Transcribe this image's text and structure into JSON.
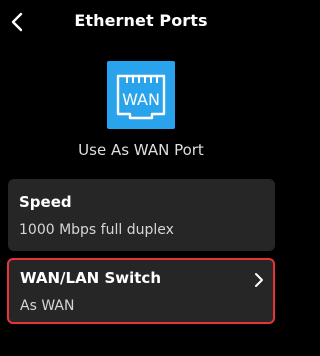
{
  "header": {
    "title": "Ethernet Ports",
    "back_icon": "chevron-left-icon"
  },
  "port": {
    "icon": "ethernet-port-icon",
    "icon_text": "WAN",
    "icon_color": "#29a3ec",
    "caption": "Use As WAN Port"
  },
  "speed_card": {
    "label": "Speed",
    "value": "1000 Mbps full duplex"
  },
  "switch_card": {
    "label": "WAN/LAN Switch",
    "value": "As WAN",
    "chevron_icon": "chevron-right-icon",
    "highlight_color": "#e5353a"
  }
}
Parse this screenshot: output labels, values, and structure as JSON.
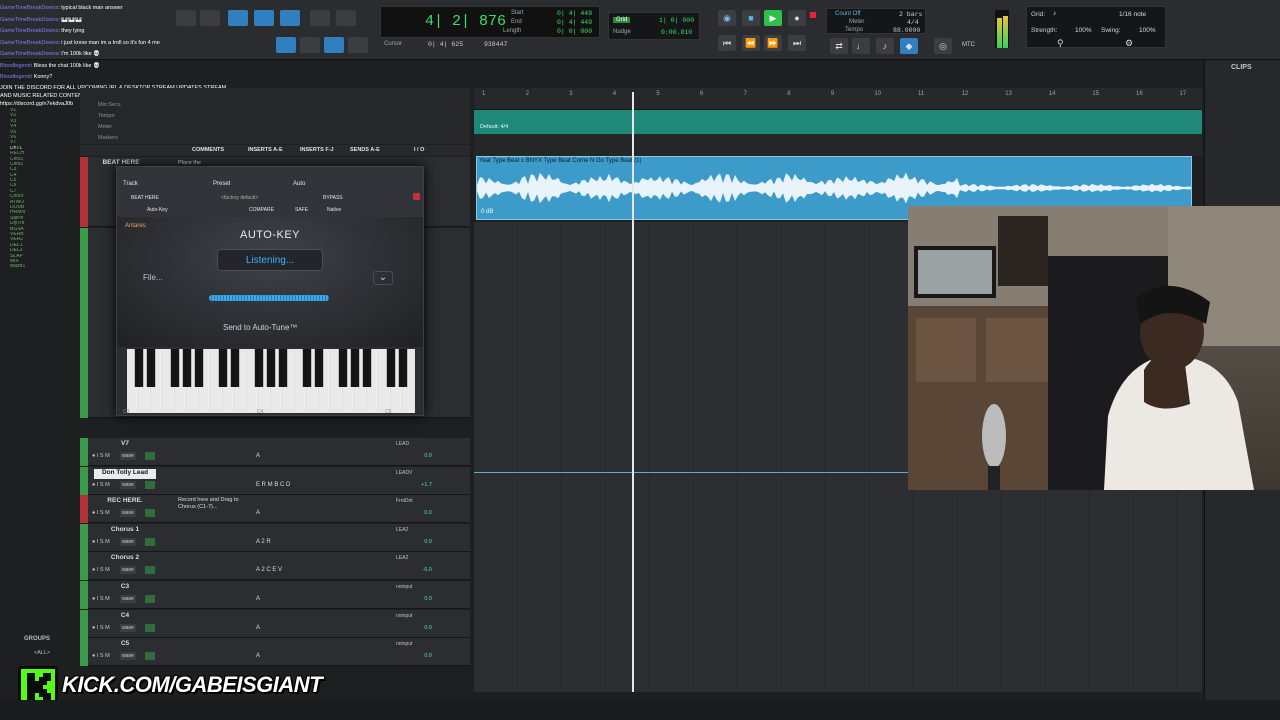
{
  "transport": {
    "main_counter": "4| 2| 876",
    "start_label": "Start",
    "start_val": "0| 4| 449",
    "end_label": "End",
    "end_val": "0| 4| 449",
    "length_label": "Length",
    "length_val": "0| 0| 000",
    "cursor_label": "Cursor",
    "cursor_val": "0| 4| 625",
    "cursor_extra": "938447",
    "grid_label": "Grid",
    "grid_val": "1| 0| 000",
    "nudge_label": "Nudge",
    "nudge_val": "0:00.010",
    "countoff_label": "Count Off",
    "countoff_val": "2 bars",
    "meter_label": "Meter",
    "meter_val": "4/4",
    "tempo_label": "Tempo",
    "tempo_val": "88.0000",
    "mtc_label": "MTC"
  },
  "grid_panel": {
    "grid_label": "Grid:",
    "grid_value": "1/16 note",
    "strength_label": "Strength:",
    "strength_value": "100%",
    "swing_label": "Swing:",
    "swing_value": "100%"
  },
  "chat": [
    {
      "user": "GameTimeBreakDowns",
      "msg": ": typical black man answer"
    },
    {
      "user": "GameTimeBreakDowns",
      "msg": ": 🎹🎹🎹"
    },
    {
      "user": "GameTimeBreakDowns",
      "msg": ": they lying"
    },
    {
      "user": "GameTimeBreakDowns",
      "msg": ": i just know man im a troll so it's fun 4 me"
    },
    {
      "user": "GameTimeBreakDowns",
      "msg": ": I'm 100k like 💀"
    },
    {
      "user": "Bloodlegend",
      "msg": ": Bless the chat 100k like 💀"
    },
    {
      "user": "Bloodlegend",
      "msg": ": Konny?"
    },
    {
      "user": "",
      "msg": "JOIN THE DISCORD FOR ALL UPCOMING IRL & DESKTOP STREAM UPDATES STREAM AND MUSIC RELATED CONTENT"
    },
    {
      "user": "",
      "msg": "https://discord.gg/n7ekdvaJ0b"
    }
  ],
  "tracklist": [
    "V1",
    "V2",
    "V3",
    "V4",
    "V5",
    "V6",
    "V7",
    "DnTL",
    "RECH",
    "Chrs1",
    "Chrs2",
    "C3",
    "C4",
    "C5",
    "C6",
    "C7",
    "ChrsV",
    "ATMO",
    "DOUB",
    "HRMN",
    "SlpPn",
    "DlyTnr",
    "BGVA",
    "VERB",
    "VER2",
    "DEL1",
    "DEL2",
    "SLAP",
    "MIX",
    "Mastr1"
  ],
  "groups_label": "GROUPS",
  "groups_all": "<ALL>",
  "ruler_left": [
    "Min:Secs",
    "Tempo",
    "Meter",
    "Markers"
  ],
  "columns": {
    "comments": "COMMENTS",
    "inserts_ae": "INSERTS A-E",
    "inserts_fj": "INSERTS F-J",
    "sends_ae": "SENDS A-E",
    "io": "I / O"
  },
  "tracks": [
    {
      "name": "V7",
      "hi": false,
      "comment": "",
      "ins": "A",
      "io": "LEAD",
      "val": "0.0"
    },
    {
      "name": "Don Tolly Lead",
      "hi": true,
      "comment": "",
      "ins": "E R M B C D",
      "io": "LEADV",
      "val": "+1.7"
    },
    {
      "name": "REC HERE.",
      "hi": false,
      "comment": "Record here and Drag to Chorus (C1-7)...",
      "ins": "A",
      "io": "FrntDnt",
      "val": "0.0"
    },
    {
      "name": "Chorus 1",
      "hi": false,
      "comment": "",
      "ins": "A 2 R",
      "io": "LEA2",
      "val": "0.0"
    },
    {
      "name": "Chorus 2",
      "hi": false,
      "comment": "",
      "ins": "A 2 C E V",
      "io": "LEA2",
      "val": "-6.0"
    },
    {
      "name": "C3",
      "hi": false,
      "comment": "",
      "ins": "A",
      "io": "noinput",
      "val": "0.0"
    },
    {
      "name": "C4",
      "hi": false,
      "comment": "",
      "ins": "A",
      "io": "noinput",
      "val": "0.0"
    },
    {
      "name": "C5",
      "hi": false,
      "comment": "",
      "ins": "A",
      "io": "noinput",
      "val": "0.0"
    }
  ],
  "track_first_name": "BEAT HERE",
  "track_first_comment": "Place the",
  "plugin": {
    "track_label": "Track",
    "preset_label": "Preset",
    "auto_label": "Auto",
    "track_value": "BEAT HERE",
    "preset_value": "<factory default>",
    "subtrack": "Auto-Key",
    "compare": "COMPARE",
    "safe": "SAFE",
    "bypass": "BYPASS",
    "native": "Native",
    "brand": "Antares",
    "title": "AUTO-KEY",
    "status": "Listening...",
    "file_btn": "File...",
    "send_btn": "Send to Auto-Tune™",
    "key_c3": "C3",
    "key_c4": "C4",
    "key_c5": "C5"
  },
  "timeline": {
    "bars": [
      "1",
      "2",
      "3",
      "4",
      "5",
      "6",
      "7",
      "8",
      "9",
      "10",
      "11",
      "12",
      "13",
      "14",
      "15",
      "16",
      "17"
    ],
    "tempo_default": "Default: 4/4",
    "clip_title": "Yeat Type Beat x BNYX Type Beat  Come N Go Type Beat (1)",
    "clip_db": "0 dB"
  },
  "clips_panel_label": "CLIPS",
  "kick_text": "KICK.COM/GABEISGIANT",
  "colors": {
    "kick_green": "#53fc18",
    "clip_blue": "#3c9bc8",
    "tempo_teal": "#1f8878",
    "counter_green": "#38e06a",
    "accent_blue": "#2f7fc1"
  }
}
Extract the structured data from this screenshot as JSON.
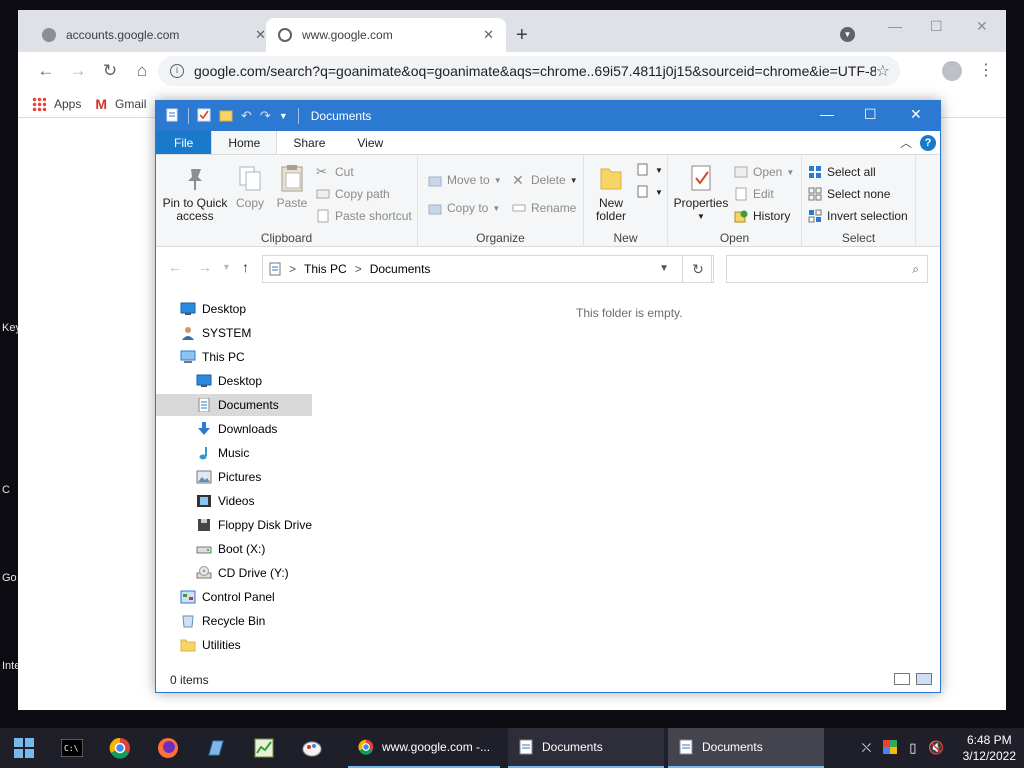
{
  "desktop_labels": [
    "Key",
    "C",
    "Go",
    "Inte"
  ],
  "chrome": {
    "tabs": [
      {
        "label": "accounts.google.com",
        "close": "✕"
      },
      {
        "label": "www.google.com",
        "close": "✕"
      }
    ],
    "new_tab": "+",
    "window_controls": [
      "—",
      "☐",
      "✕"
    ],
    "url": "google.com/search?q=goanimate&oq=goanimate&aqs=chrome..69i57.4811j0j15&sourceid=chrome&ie=UTF-8",
    "bookmarks": [
      {
        "label": "Apps"
      },
      {
        "label": "Gmail"
      }
    ]
  },
  "explorer": {
    "title": "Documents",
    "ribbon_tabs": [
      "File",
      "Home",
      "Share",
      "View"
    ],
    "help": "?",
    "groups": {
      "clipboard": {
        "label": "Clipboard",
        "pin": "Pin to Quick access",
        "copy": "Copy",
        "paste": "Paste",
        "cut": "Cut",
        "copy_path": "Copy path",
        "paste_shortcut": "Paste shortcut"
      },
      "organize": {
        "label": "Organize",
        "move_to": "Move to",
        "copy_to": "Copy to",
        "delete": "Delete",
        "rename": "Rename"
      },
      "new": {
        "label": "New",
        "new_folder": "New folder"
      },
      "open": {
        "label": "Open",
        "properties": "Properties",
        "open": "Open",
        "edit": "Edit",
        "history": "History"
      },
      "select": {
        "label": "Select",
        "select_all": "Select all",
        "select_none": "Select none",
        "invert": "Invert selection"
      }
    },
    "address": {
      "crumbs": [
        "This PC",
        "Documents"
      ],
      "separator": ">"
    },
    "nav_items": [
      {
        "label": "Desktop",
        "indent": 0,
        "icon": "desktop-icon"
      },
      {
        "label": "SYSTEM",
        "indent": 0,
        "icon": "user-icon"
      },
      {
        "label": "This PC",
        "indent": 0,
        "icon": "computer-icon"
      },
      {
        "label": "Desktop",
        "indent": 1,
        "icon": "desktop-icon"
      },
      {
        "label": "Documents",
        "indent": 1,
        "icon": "documents-icon",
        "selected": true
      },
      {
        "label": "Downloads",
        "indent": 1,
        "icon": "downloads-icon"
      },
      {
        "label": "Music",
        "indent": 1,
        "icon": "music-icon"
      },
      {
        "label": "Pictures",
        "indent": 1,
        "icon": "pictures-icon"
      },
      {
        "label": "Videos",
        "indent": 1,
        "icon": "videos-icon"
      },
      {
        "label": "Floppy Disk Drive",
        "indent": 1,
        "icon": "floppy-icon"
      },
      {
        "label": "Boot (X:)",
        "indent": 1,
        "icon": "drive-icon"
      },
      {
        "label": "CD Drive (Y:)",
        "indent": 1,
        "icon": "cd-icon"
      },
      {
        "label": "Control Panel",
        "indent": 0,
        "icon": "control-panel-icon"
      },
      {
        "label": "Recycle Bin",
        "indent": 0,
        "icon": "recycle-bin-icon"
      },
      {
        "label": "Utilities",
        "indent": 0,
        "icon": "folder-icon"
      }
    ],
    "empty_message": "This folder is empty.",
    "status": "0 items"
  },
  "taskbar": {
    "tasks": [
      {
        "label": "www.google.com -..."
      },
      {
        "label": "Documents"
      },
      {
        "label": "Documents"
      }
    ],
    "time": "6:48 PM",
    "date": "3/12/2022"
  },
  "colors": {
    "explorer_accent": "#2b79d0",
    "file_tab": "#1979ca",
    "taskbar": "#1f1f2a"
  }
}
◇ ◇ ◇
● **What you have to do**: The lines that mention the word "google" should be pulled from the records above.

● **Solved problem**:
        "label": "accounts.google.com",
        "label": "www.google.com",
    "url": "google.com/search?q=goanimate&oq=goanimate&aqs=chrome..69i57.4811j0j15&sourceid=chrome&ie=UTF-8",
        "label": "www.google.com -..."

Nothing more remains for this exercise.